A further difficulty is that plants are not either succulent or non-succulent. In many genera and families there is a continuous gradation from plants with thin leaves and normal stems to those with very clearly thickened and fleshy leaves or stems, so that deciding what is a succulent is often arbitrary. Different sources may classify the same species differently.
The storage of water often gives succulent plants a more swollen or fleshy appearance than other plants, a characteristic known as succulence. In addition to succulence, succulent plants variously have other water-saving features. These may include:

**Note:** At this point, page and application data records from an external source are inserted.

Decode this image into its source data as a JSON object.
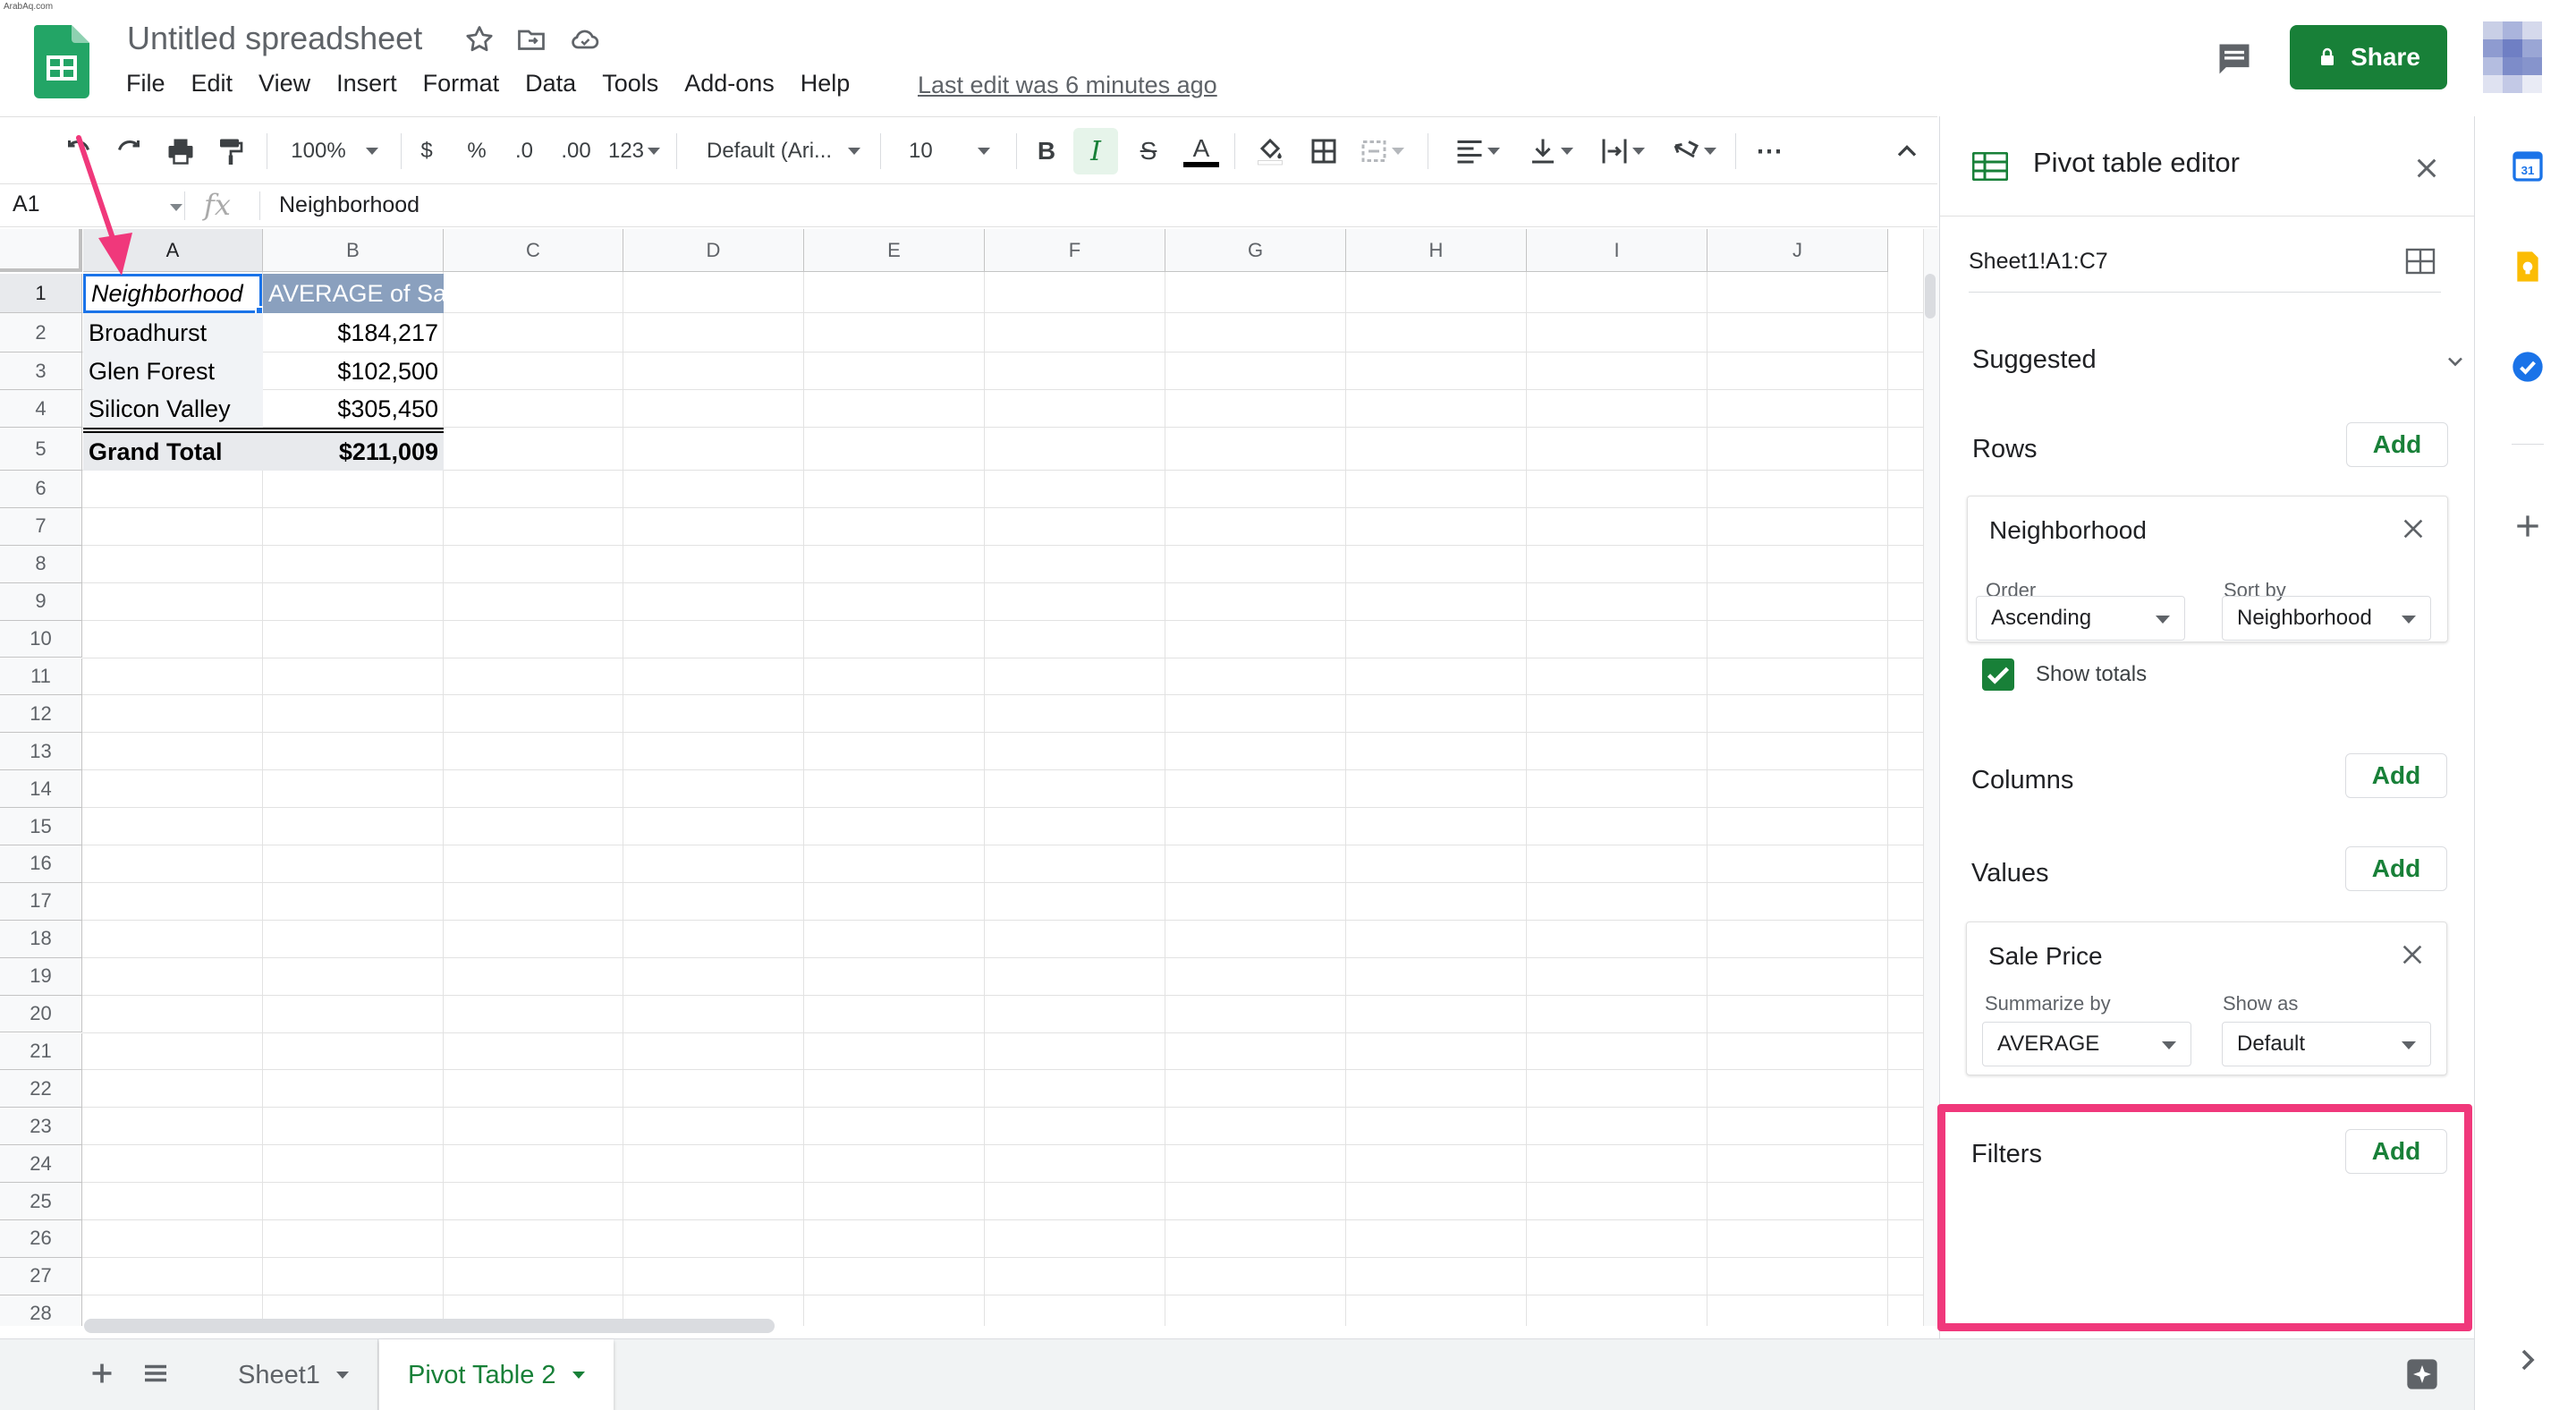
{
  "watermark": "ArabAq.com",
  "doc": {
    "title": "Untitled spreadsheet",
    "last_edit": "Last edit was 6 minutes ago"
  },
  "menu": [
    "File",
    "Edit",
    "View",
    "Insert",
    "Format",
    "Data",
    "Tools",
    "Add-ons",
    "Help"
  ],
  "share_label": "Share",
  "toolbar": {
    "zoom": "100%",
    "currency": "$",
    "percent": "%",
    "decrease_decimals": ".0",
    "increase_decimals": ".00",
    "more_formats": "123",
    "font": "Default (Ari...",
    "font_size": "10",
    "bold": "B",
    "italic": "I",
    "strike": "S",
    "text_color": "A",
    "more": "⋯"
  },
  "formula_bar": {
    "cell_ref": "A1",
    "fx": "fx",
    "value": "Neighborhood"
  },
  "columns": [
    "A",
    "B",
    "C",
    "D",
    "E",
    "F",
    "G",
    "H",
    "I",
    "J"
  ],
  "rows": [
    "1",
    "2",
    "3",
    "4",
    "5",
    "6",
    "7",
    "8",
    "9",
    "10",
    "11",
    "12",
    "13",
    "14",
    "15",
    "16",
    "17",
    "18",
    "19",
    "20",
    "21",
    "22",
    "23",
    "24",
    "25",
    "26",
    "27",
    "28"
  ],
  "cells": {
    "header_a": "Neighborhood",
    "header_b": "AVERAGE of Sa",
    "data": [
      {
        "name": "Broadhurst",
        "value": "$184,217"
      },
      {
        "name": "Glen Forest",
        "value": "$102,500"
      },
      {
        "name": "Silicon Valley",
        "value": "$305,450"
      }
    ],
    "total_label": "Grand Total",
    "total_value": "$211,009"
  },
  "sheets": {
    "tabs": [
      "Sheet1",
      "Pivot Table 2"
    ],
    "active": "Pivot Table 2"
  },
  "pivot_editor": {
    "title": "Pivot table editor",
    "range": "Sheet1!A1:C7",
    "suggested": "Suggested",
    "rows_label": "Rows",
    "columns_label": "Columns",
    "values_label": "Values",
    "filters_label": "Filters",
    "add_label": "Add",
    "row_field": {
      "name": "Neighborhood",
      "order_label": "Order",
      "order_value": "Ascending",
      "sort_label": "Sort by",
      "sort_value": "Neighborhood",
      "show_totals": "Show totals"
    },
    "value_field": {
      "name": "Sale Price",
      "summarize_label": "Summarize by",
      "summarize_value": "AVERAGE",
      "show_as_label": "Show as",
      "show_as_value": "Default"
    }
  },
  "colors": {
    "brand_green": "#188038",
    "highlight_pink": "#f0387b",
    "pivot_header_bg": "#8aa0be",
    "total_row_bg": "#e8eaed"
  }
}
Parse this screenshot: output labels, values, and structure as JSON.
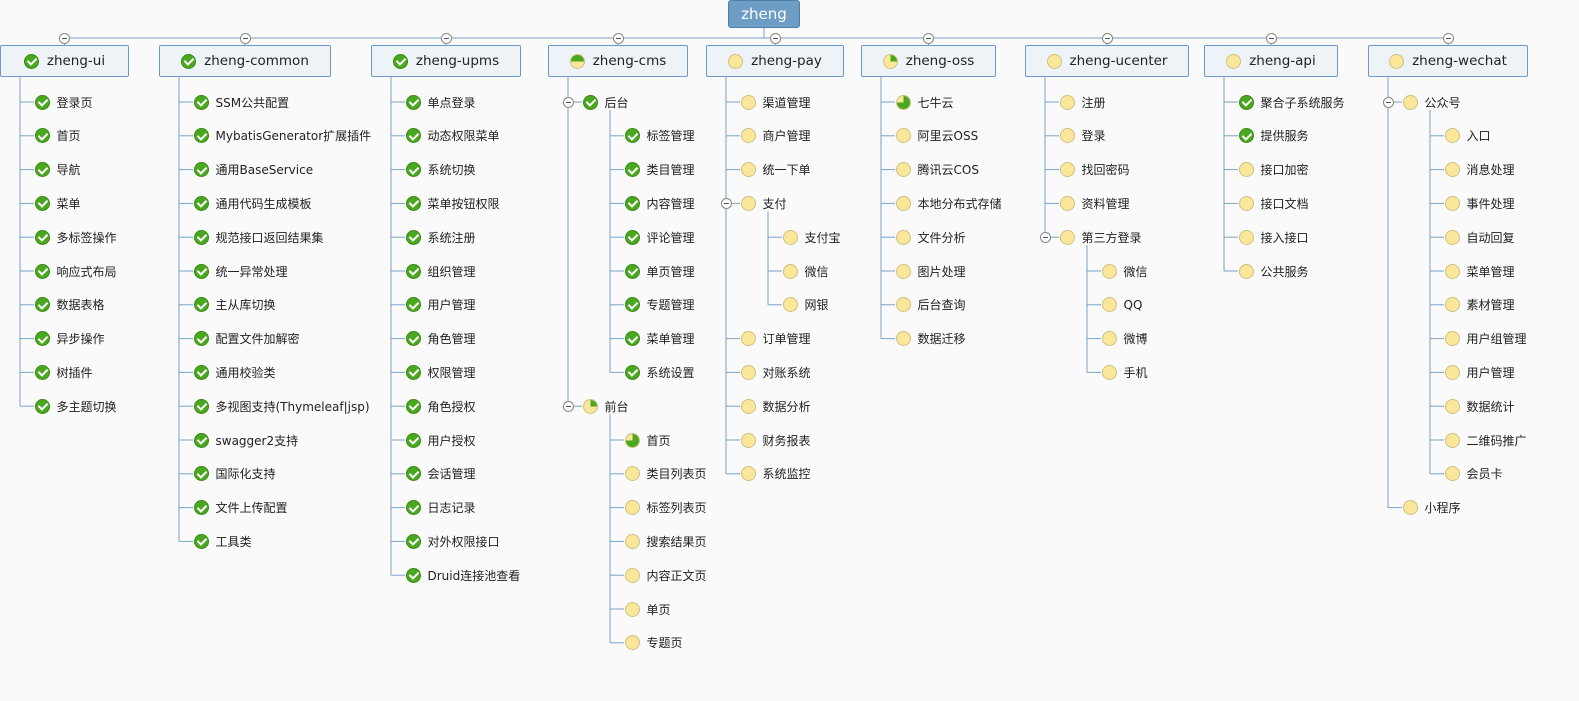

Other than Antarctica, succulents can be found within each continent. While it is often thought that most succulents come from dry areas such as steppes, semi-desert, and desert, the world's driest areas do not make for proper succulent habitats. Australia, the world's driest continent, hosts very few native succulents due to the frequent and prolonged droughts. Even Africa, the continent with the most native succulents, does not host many of the plants in its most dry regions. However, while succulents are unable to grow in these harshest of conditions, they are able to grow in conditions that are uninhabitable by other plants. In fact, many succulents are able to thrive in dry conditions, and some are able to last up to two years without water depending on their surroundings and adaptations. Succulents may also occasionally occur as epiphytes, growing on other plants with limited or no contact with the ground, and are dependent on their ability to store water and gain nutrients by other means; this niche is seen in Tillandsia. Succulents also occur as inhabitants of seacoasts and dry lakes, which are exposed to high levels of dissolved minerals that are deadly to many other plant species. Potted succulents are able to grow in most indoor environments with minimal care.
Succulents are favored as houseplants for their attractiveness and ease of care. If properly potted, succulents require little maintenance to survive indoors. Succulents are very adaptable houseplants and will thrive in a range of indoor conditions. For most plant owners, over-watering and associated infections are the main cause of death in succulents.
Succulents can be propagated by different means. The most common is vegetative propagation; this includes cuttings where several inches of stem with leaves are cut and after healing produce a callus. After a week or so, roots may grow. A second method is division consisting of uprooting an overgrown clump and pulling the stems and roots apart. A third method is propagation by leaf by allowing the formation of a callus. During this method, a bottom leaf is fully removed from the plant often by twisting or cutting. The leaf then dries out and a callus forms preventing the leaf absorbing too much moisture and thus rotting. This method typically takes up to a few weeks to produce healthy roots that will eventually create new plants. The vegetative propagation can be different according to the species.